Work task: Copy out all lines from the material that contain the string "comments".

Data shown:
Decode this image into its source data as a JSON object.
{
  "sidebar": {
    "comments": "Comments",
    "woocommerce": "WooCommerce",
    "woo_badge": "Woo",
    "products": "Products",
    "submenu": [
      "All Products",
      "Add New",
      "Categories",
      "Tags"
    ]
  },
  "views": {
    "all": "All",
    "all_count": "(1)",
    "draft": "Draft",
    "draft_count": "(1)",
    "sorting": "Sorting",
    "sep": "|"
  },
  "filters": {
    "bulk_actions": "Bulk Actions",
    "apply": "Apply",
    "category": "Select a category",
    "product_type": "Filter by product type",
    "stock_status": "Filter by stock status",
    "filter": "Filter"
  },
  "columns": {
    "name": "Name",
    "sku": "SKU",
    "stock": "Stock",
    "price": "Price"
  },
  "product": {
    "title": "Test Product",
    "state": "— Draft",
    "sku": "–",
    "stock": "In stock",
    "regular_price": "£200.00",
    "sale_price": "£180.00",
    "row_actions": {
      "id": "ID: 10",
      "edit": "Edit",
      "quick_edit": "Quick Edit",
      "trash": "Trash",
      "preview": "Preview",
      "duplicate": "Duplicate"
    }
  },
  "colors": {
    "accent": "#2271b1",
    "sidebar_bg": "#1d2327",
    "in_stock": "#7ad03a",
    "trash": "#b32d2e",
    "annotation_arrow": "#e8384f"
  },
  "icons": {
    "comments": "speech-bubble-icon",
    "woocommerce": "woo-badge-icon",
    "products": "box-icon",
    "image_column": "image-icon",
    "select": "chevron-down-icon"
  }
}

Task solution:
    "comments": "Comments",
    "comments": "speech-bubble-icon",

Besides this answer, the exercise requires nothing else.